EXTRACTED ENTRIES:
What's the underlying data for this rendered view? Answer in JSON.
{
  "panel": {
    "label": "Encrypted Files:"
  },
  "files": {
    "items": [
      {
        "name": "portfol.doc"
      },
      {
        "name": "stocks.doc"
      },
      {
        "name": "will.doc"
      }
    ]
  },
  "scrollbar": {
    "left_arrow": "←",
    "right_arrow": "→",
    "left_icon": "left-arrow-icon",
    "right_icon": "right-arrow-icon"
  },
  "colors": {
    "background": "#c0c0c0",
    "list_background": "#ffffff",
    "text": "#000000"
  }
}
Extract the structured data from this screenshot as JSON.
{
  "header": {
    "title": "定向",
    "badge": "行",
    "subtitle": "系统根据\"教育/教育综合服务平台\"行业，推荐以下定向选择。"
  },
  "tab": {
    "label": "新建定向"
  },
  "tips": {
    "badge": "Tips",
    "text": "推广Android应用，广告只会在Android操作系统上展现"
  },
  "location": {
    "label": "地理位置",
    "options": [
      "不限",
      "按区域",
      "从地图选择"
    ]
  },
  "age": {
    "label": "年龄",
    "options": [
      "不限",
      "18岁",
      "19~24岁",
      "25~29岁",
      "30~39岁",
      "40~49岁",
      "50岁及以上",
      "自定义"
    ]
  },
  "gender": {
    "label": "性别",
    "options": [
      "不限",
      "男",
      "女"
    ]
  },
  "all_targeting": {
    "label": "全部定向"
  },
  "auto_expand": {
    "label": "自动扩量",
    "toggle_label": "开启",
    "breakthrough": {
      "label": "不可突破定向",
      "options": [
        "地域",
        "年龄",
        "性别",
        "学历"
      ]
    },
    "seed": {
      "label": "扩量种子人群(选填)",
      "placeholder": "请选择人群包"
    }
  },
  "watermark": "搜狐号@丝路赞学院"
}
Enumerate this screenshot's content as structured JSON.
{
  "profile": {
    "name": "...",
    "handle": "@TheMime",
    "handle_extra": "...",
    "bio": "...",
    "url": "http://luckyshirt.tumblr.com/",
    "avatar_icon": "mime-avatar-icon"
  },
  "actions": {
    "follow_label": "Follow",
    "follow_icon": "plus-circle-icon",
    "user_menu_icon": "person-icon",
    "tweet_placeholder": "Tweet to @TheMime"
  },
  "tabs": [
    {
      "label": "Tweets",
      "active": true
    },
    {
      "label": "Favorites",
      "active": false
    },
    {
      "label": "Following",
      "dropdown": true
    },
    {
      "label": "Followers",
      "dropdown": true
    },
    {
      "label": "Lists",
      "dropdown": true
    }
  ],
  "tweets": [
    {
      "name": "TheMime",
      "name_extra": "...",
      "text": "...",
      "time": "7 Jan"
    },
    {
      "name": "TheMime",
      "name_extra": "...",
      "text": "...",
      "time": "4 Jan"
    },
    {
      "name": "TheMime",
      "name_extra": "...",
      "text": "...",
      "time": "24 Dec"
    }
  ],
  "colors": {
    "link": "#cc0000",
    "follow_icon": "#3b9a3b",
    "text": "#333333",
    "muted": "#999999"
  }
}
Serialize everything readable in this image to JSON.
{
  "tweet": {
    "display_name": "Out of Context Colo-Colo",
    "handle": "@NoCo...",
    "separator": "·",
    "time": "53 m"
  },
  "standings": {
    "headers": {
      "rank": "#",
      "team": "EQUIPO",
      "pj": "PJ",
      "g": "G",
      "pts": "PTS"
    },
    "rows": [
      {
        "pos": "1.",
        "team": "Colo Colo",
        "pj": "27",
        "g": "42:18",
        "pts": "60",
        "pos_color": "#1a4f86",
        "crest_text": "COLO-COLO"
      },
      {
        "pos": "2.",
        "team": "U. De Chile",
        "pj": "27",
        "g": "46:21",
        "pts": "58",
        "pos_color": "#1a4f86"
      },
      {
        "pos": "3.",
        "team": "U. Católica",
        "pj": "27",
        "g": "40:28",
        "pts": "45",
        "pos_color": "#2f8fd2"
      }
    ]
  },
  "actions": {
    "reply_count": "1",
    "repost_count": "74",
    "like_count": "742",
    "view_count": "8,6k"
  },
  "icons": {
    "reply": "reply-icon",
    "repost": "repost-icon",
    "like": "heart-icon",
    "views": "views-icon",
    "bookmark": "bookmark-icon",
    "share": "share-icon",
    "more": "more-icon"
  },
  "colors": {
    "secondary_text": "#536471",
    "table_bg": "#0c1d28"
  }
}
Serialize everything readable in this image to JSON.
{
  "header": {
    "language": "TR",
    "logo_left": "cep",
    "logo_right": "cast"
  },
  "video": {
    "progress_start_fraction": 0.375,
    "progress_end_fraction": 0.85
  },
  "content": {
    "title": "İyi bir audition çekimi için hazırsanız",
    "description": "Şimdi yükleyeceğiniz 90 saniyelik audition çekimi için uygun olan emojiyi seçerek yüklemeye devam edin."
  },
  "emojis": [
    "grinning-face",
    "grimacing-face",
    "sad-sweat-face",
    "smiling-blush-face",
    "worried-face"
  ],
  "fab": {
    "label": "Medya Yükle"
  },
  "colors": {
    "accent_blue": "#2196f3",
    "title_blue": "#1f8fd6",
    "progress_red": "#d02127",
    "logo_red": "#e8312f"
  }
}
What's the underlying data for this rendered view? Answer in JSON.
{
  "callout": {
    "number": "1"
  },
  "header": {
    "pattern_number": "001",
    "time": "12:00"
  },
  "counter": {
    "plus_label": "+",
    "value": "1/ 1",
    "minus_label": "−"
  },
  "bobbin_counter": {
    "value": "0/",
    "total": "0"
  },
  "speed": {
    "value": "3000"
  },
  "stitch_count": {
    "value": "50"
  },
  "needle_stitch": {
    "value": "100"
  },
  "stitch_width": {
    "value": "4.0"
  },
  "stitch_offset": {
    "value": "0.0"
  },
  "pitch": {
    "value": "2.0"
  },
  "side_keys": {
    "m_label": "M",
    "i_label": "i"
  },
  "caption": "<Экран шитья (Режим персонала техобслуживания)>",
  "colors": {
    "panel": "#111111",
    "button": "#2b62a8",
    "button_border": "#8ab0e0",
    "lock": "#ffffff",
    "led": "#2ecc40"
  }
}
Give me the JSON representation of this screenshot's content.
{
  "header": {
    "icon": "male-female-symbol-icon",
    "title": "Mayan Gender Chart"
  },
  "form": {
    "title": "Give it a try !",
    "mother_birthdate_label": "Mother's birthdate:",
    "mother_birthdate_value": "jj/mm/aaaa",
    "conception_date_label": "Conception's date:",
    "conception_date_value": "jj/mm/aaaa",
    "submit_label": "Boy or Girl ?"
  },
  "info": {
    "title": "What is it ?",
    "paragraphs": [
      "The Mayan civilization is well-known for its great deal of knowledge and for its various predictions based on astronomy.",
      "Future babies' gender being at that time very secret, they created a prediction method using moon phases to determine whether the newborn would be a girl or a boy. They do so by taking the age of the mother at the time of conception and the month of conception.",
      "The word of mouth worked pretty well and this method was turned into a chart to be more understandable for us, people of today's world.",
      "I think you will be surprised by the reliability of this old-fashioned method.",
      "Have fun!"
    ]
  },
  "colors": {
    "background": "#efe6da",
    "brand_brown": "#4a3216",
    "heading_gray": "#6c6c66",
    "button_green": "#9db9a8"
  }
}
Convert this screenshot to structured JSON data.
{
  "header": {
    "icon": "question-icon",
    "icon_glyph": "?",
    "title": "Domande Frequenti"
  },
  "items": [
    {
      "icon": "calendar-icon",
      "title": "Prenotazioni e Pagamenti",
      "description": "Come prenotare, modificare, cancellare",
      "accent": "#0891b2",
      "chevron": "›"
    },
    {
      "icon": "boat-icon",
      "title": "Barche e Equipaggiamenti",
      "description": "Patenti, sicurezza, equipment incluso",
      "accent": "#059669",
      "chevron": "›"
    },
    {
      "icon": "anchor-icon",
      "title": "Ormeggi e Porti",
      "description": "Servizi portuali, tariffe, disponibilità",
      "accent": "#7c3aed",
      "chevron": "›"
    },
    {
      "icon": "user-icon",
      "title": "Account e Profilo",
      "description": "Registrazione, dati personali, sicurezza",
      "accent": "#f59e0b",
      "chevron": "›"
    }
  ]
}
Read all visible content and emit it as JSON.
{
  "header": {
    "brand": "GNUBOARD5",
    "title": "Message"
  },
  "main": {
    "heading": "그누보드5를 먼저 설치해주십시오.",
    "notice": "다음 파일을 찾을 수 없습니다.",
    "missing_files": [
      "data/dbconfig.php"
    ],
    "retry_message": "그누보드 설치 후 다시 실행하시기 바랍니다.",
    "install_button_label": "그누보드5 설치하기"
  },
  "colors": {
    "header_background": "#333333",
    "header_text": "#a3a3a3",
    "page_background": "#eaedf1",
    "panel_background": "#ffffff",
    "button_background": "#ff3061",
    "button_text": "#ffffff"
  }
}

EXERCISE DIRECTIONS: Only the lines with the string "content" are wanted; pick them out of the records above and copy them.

EXERCISE SOLUTION:
Enumerate this screenshot's content as structured JSON.
  "content": {
Give me the JSON representation of this screenshot's content.
Read all visible content and emit it as JSON.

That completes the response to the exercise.